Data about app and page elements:
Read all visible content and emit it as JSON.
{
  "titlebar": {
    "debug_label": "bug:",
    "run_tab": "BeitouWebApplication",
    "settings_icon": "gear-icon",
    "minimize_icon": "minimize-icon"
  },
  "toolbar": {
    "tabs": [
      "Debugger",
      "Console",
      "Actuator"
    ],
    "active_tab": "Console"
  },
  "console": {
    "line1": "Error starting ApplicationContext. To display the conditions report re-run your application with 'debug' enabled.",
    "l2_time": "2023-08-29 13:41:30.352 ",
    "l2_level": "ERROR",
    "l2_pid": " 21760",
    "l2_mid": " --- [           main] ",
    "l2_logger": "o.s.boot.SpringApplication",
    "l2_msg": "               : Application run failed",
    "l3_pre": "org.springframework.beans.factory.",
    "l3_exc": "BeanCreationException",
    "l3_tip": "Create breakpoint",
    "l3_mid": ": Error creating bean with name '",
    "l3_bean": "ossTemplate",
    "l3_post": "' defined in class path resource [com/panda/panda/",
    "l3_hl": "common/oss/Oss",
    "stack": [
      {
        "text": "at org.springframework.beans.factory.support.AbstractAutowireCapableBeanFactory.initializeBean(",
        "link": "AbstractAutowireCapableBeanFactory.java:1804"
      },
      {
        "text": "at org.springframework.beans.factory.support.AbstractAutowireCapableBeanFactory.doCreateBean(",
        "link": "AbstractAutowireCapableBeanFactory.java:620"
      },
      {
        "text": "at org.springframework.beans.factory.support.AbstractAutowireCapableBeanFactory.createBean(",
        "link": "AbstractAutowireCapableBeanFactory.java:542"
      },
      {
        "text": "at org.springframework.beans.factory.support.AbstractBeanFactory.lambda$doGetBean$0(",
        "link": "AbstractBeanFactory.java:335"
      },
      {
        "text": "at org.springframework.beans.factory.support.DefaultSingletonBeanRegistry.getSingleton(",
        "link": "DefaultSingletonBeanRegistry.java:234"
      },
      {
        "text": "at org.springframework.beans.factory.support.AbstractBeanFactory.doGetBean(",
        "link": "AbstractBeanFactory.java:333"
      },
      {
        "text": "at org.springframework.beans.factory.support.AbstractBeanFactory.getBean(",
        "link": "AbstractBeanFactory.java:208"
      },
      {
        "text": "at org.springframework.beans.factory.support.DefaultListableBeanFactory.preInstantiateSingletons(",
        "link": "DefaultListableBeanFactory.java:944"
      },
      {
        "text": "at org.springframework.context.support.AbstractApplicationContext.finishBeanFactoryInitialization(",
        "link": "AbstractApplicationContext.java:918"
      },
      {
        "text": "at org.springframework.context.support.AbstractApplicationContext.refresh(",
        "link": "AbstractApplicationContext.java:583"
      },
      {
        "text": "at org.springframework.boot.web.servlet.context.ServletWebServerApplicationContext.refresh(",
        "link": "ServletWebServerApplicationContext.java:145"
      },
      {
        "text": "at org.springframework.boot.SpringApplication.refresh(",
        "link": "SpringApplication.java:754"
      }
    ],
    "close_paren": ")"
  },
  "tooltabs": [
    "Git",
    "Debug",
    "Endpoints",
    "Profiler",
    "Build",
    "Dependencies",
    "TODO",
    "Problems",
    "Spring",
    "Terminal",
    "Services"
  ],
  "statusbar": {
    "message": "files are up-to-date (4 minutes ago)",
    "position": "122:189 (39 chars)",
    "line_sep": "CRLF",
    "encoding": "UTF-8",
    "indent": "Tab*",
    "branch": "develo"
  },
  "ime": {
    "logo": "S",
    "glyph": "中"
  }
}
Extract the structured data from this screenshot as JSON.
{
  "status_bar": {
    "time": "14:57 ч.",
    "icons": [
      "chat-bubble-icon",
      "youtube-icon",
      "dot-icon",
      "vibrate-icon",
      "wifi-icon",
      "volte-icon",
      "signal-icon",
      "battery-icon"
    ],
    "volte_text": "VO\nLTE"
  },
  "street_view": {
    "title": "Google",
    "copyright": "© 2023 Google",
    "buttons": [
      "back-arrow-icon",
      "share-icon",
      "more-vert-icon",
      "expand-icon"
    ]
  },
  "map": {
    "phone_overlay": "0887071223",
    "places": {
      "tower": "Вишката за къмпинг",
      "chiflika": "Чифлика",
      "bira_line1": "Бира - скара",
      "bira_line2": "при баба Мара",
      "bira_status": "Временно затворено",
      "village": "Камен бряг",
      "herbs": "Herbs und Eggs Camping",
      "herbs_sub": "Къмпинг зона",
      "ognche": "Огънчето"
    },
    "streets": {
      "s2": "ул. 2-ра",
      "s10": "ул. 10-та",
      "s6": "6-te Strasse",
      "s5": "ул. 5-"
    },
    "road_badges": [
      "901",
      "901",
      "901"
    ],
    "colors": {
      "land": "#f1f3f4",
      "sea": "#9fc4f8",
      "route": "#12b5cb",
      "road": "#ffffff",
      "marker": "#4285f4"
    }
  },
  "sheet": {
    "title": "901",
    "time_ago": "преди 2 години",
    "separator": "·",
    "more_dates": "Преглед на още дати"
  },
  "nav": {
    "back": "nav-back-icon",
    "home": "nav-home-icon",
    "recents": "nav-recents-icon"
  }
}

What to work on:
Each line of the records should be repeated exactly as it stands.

Final answer:
Read all visible content and emit it as JSON.
{
  "titlebar": {
    "debug_label": "bug:",
    "run_tab": "BeitouWebApplication",
    "settings_icon": "gear-icon",
    "minimize_icon": "minimize-icon"
  },
  "toolbar": {
    "tabs": [
      "Debugger",
      "Console",
      "Actuator"
    ],
    "active_tab": "Console"
  },
  "console": {
    "line1": "Error starting ApplicationContext. To display the conditions report re-run your application with 'debug' enabled.",
    "l2_time": "2023-08-29 13:41:30.352 ",
    "l2_level": "ERROR",
    "l2_pid": " 21760",
    "l2_mid": " --- [           main] ",
    "l2_logger": "o.s.boot.SpringApplication",
    "l2_msg": "               : Application run failed",
    "l3_pre": "org.springframework.beans.factory.",
    "l3_exc": "BeanCreationException",
    "l3_tip": "Create breakpoint",
    "l3_mid": ": Error creating bean with name '",
    "l3_bean": "ossTemplate",
    "l3_post": "' defined in class path resource [com/panda/panda/",
    "l3_hl": "common/oss/Oss",
    "stack": [
      {
        "text": "at org.springframework.beans.factory.support.AbstractAutowireCapableBeanFactory.initializeBean(",
        "link": "AbstractAutowireCapableBeanFactory.java:1804"
      },
      {
        "text": "at org.springframework.beans.factory.support.AbstractAutowireCapableBeanFactory.doCreateBean(",
        "link": "AbstractAutowireCapableBeanFactory.java:620"
      },
      {
        "text": "at org.springframework.beans.factory.support.AbstractAutowireCapableBeanFactory.createBean(",
        "link": "AbstractAutowireCapableBeanFactory.java:542"
      },
      {
        "text": "at org.springframework.beans.factory.support.AbstractBeanFactory.lambda$doGetBean$0(",
        "link": "AbstractBeanFactory.java:335"
      },
      {
        "text": "at org.springframework.beans.factory.support.DefaultSingletonBeanRegistry.getSingleton(",
        "link": "DefaultSingletonBeanRegistry.java:234"
      },
      {
        "text": "at org.springframework.beans.factory.support.AbstractBeanFactory.doGetBean(",
        "link": "AbstractBeanFactory.java:333"
      },
      {
        "text": "at org.springframework.beans.factory.support.AbstractBeanFactory.getBean(",
        "link": "AbstractBeanFactory.java:208"
      },
      {
        "text": "at org.springframework.beans.factory.support.DefaultListableBeanFactory.preInstantiateSingletons(",
        "link": "DefaultListableBeanFactory.java:944"
      },
      {
        "text": "at org.springframework.context.support.AbstractApplicationContext.finishBeanFactoryInitialization(",
        "link": "AbstractApplicationContext.java:918"
      },
      {
        "text": "at org.springframework.context.support.AbstractApplicationContext.refresh(",
        "link": "AbstractApplicationContext.java:583"
      },
      {
        "text": "at org.springframework.boot.web.servlet.context.ServletWebServerApplicationContext.refresh(",
        "link": "ServletWebServerApplicationContext.java:145"
      },
      {
        "text": "at org.springframework.boot.SpringApplication.refresh(",
        "link": "SpringApplication.java:754"
      }
    ],
    "close_paren": ")"
  },
  "tooltabs": [
    "Git",
    "Debug",
    "Endpoints",
    "Profiler",
    "Build",
    "Dependencies",
    "TODO",
    "Problems",
    "Spring",
    "Terminal",
    "Services"
  ],
  "statusbar": {
    "message": "files are up-to-date (4 minutes ago)",
    "position": "122:189 (39 chars)",
    "line_sep": "CRLF",
    "encoding": "UTF-8",
    "indent": "Tab*",
    "branch": "develo"
  },
  "ime": {
    "logo": "S",
    "glyph": "中"
  }
}
Extract the structured data from this screenshot as JSON.
{
  "status_bar": {
    "time": "14:57 ч.",
    "icons": [
      "chat-bubble-icon",
      "youtube-icon",
      "dot-icon",
      "vibrate-icon",
      "wifi-icon",
      "volte-icon",
      "signal-icon",
      "battery-icon"
    ],
    "volte_text": "VO\nLTE"
  },
  "street_view": {
    "title": "Google",
    "copyright": "© 2023 Google",
    "buttons": [
      "back-arrow-icon",
      "share-icon",
      "more-vert-icon",
      "expand-icon"
    ]
  },
  "map": {
    "phone_overlay": "0887071223",
    "places": {
      "tower": "Вишката за къмпинг",
      "chiflika": "Чифлика",
      "bira_line1": "Бира - скара",
      "bira_line2": "при баба Мара",
      "bira_status": "Временно затворено",
      "village": "Камен бряг",
      "herbs": "Herbs und Eggs Camping",
      "herbs_sub": "Къмпинг зона",
      "ognche": "Огънчето"
    },
    "streets": {
      "s2": "ул. 2-ра",
      "s10": "ул. 10-та",
      "s6": "6-te Strasse",
      "s5": "ул. 5-"
    },
    "road_badges": [
      "901",
      "901",
      "901"
    ],
    "colors": {
      "land": "#f1f3f4",
      "sea": "#9fc4f8",
      "route": "#12b5cb",
      "road": "#ffffff",
      "marker": "#4285f4"
    }
  },
  "sheet": {
    "title": "901",
    "time_ago": "преди 2 години",
    "separator": "·",
    "more_dates": "Преглед на още дати"
  },
  "nav": {
    "back": "nav-back-icon",
    "home": "nav-home-icon",
    "recents": "nav-recents-icon"
  }
}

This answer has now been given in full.